'Your papers, please' must never be heard in America
Independent voices from the TWT Communities
House Republicans are pushing back against President Obama's program to offer waivers to states on welfare work-requirement standards that critics say undermine a key piece of the 1996 welfare reform law.
Gov. Rick Perry said Monday that Texas won't establish an online marketplace for patients to shop for insurance or expand Medicaid, two key elements of the federal health care overhaul.
Rep. Silvestre Reyes, an El Paso Democrat who had scored a rare congressional endorsement from President Obama last month, was the only incumbent in either party to lose a primary race for federal office Tuesday in Texas.
The House Democratic Caucus has voted to reject President Obama's tax deal with Republicans in its current form.
With a well-funded, centrist Houston mayor running for governor at the top of the ballot, Texas Democrats were hopeful that the party would defy expectations in the 2010 midterm elections and knock off the nation's second-longest-serving governor in one of the nation's reddest states.
"I believe in the value of work," Rep. Lloyd Doggett, Texas Democrat and ranking member of the Human Resources subcommittee, said during the hearing. "All of us want to see fewer people receive assistance because they found a good job. But there is no indication that these folks that are not receiving assistance found a good job. And no one should consider it a success."

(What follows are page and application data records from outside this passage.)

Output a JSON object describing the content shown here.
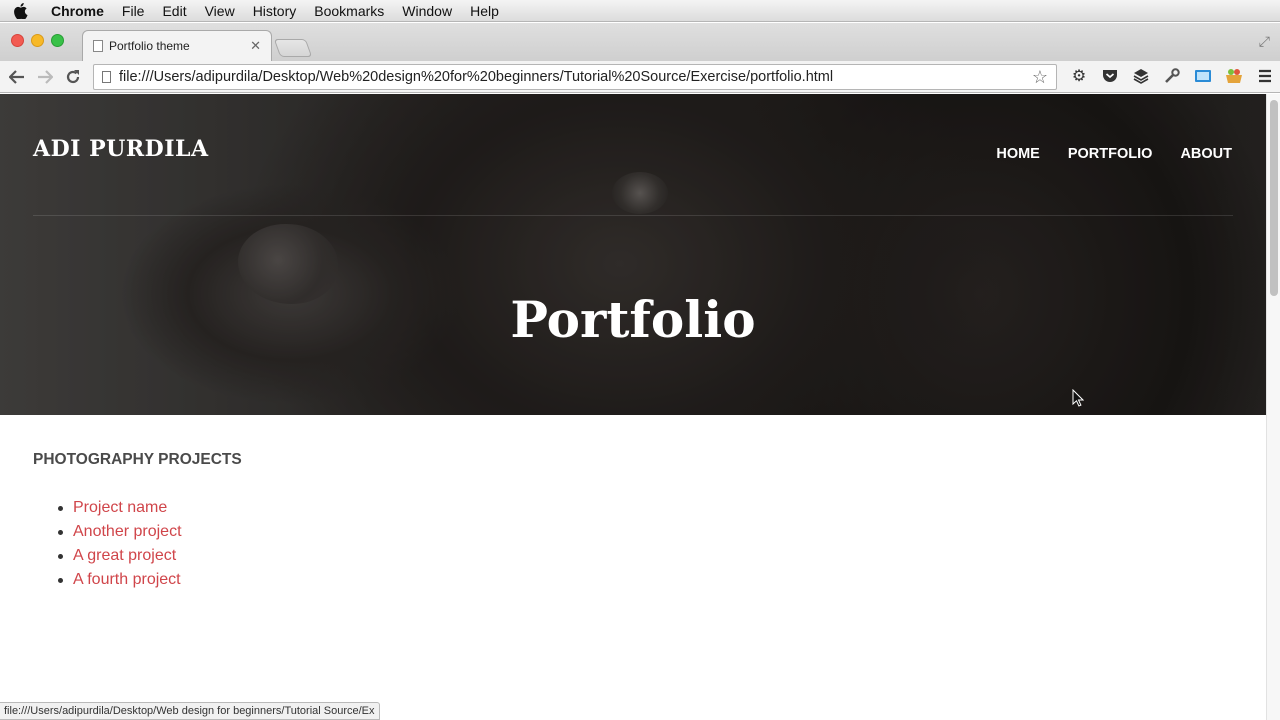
{
  "menubar": {
    "app_name": "Chrome",
    "items": [
      "File",
      "Edit",
      "View",
      "History",
      "Bookmarks",
      "Window",
      "Help"
    ]
  },
  "browser": {
    "tab_title": "Portfolio theme",
    "url": "file:///Users/adipurdila/Desktop/Web%20design%20for%20beginners/Tutorial%20Source/Exercise/portfolio.html",
    "status_text": "file:///Users/adipurdila/Desktop/Web design for beginners/Tutorial Source/Ex"
  },
  "site": {
    "brand": "ADI PURDILA",
    "nav": [
      "HOME",
      "PORTFOLIO",
      "ABOUT"
    ],
    "hero_title": "Portfolio",
    "section_heading": "PHOTOGRAPHY PROJECTS",
    "projects": [
      "Project name",
      "Another project",
      "A great project",
      "A fourth project"
    ]
  },
  "colors": {
    "link": "#d0454a",
    "heading": "#4a4a4a"
  }
}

He said Perry's "refusal of billions of federal dollars is more of the same _ a narrow-minded policy, which denies our most economically disadvantaged neighbors access to a family doctor and denies many employers a more healthy workforce."